The right to freedom of speech is not a right to deceive. It is a right to express opinions one sincerely believes to be true, but not to express ideas that one knows or some easy effort would have shown to be false.

Thus, the right to freedom of speech is not a right to engage in fraud or defamation. Violence in the form of civil or criminal penalties may be legitimately applied to the person who attempts manipulation through deception. Deception in promoting or advertising a product – such as deception regarding the effects of smoking on cancer rates or greenhouse gas emissions on climate change – are not examples of protected speech.

The subject of defamation brings up the subject of epistemic negligence. A person can be convicted of defamation on the basis of making a false claim that is harmful to another that the accused could have easily checked. In other words, making a sincerely held claim where a little effort would have shown it to be false is not always protected speech. For example, claiming that a person was convicted of a crime, even when sincerely believed, when one can easily check to determine that this is false (and it is false) is not protected speech. This suggests that epistemically negligent false claims that harm others are not protected speech.

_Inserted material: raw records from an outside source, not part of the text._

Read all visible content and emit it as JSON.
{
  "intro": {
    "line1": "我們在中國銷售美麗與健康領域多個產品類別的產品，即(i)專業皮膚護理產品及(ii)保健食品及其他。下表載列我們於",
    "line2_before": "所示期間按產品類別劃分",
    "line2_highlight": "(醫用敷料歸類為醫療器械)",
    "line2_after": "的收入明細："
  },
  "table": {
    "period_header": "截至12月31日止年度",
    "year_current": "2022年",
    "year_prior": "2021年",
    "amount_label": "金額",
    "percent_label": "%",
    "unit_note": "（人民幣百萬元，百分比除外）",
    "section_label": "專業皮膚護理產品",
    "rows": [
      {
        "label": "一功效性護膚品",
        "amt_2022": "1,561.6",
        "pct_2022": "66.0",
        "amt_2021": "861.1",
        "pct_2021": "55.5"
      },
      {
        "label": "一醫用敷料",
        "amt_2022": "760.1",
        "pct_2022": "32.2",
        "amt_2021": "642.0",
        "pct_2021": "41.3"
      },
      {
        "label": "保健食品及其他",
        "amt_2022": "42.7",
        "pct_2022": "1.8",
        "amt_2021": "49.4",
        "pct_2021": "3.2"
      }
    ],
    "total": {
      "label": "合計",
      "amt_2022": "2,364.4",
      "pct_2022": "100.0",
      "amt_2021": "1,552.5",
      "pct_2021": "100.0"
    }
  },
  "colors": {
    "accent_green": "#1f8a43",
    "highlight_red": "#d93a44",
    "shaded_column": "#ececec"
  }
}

Epistemic negligence, even where it may be counted as protected speech, such as in political speech, is illegitimate. An individual who is deciding on policies that have an impact on the lives of others – which certainly includes legislators and office holders – have an obligation to ensure that their beliefs are well grounded on solid data and valid or strong reasoning. Voters should consider it essential to hold candidates to a standard of epistemic responsibility.

Finally, speech that creates a clear and present danger to others is not protected speech. This applies to the paradigm case of shouting "fire" in a theater or inciting a mob to violence. Clear and present danger means that the danger must be reasonably certain to occur and immediate. A vague possibility of distant danger is not sufficient.

Because of the importance of freedom of speech – in terms of exposing falsehoods, keeping true beliefs from becoming dogma, and in preventing factional violence – speech is presumed to be protected, with the burden of proof placed on those who would claim that a given case is in violation of the principles listed above.

As time moves on it becomes harder to remember that there was a time when imprisonment and execution for mere words were common as tyrannical leaders – and equally tyrannical majorities – sought to control the opinions of others by the force of arms rather than the force of reason. We must also remember that, when societies allowed individuals to express new opinions that challenged existing prejudice, we got ideas like that of a government of the people, by the people, and for the people. It is inevitable that, when people see violence as a legitimate response to opinions one does not share, that those with the easiest access and willingness to use the instruments of violence will be those who dictate, as much as they are able, the thoughts of opinions of others.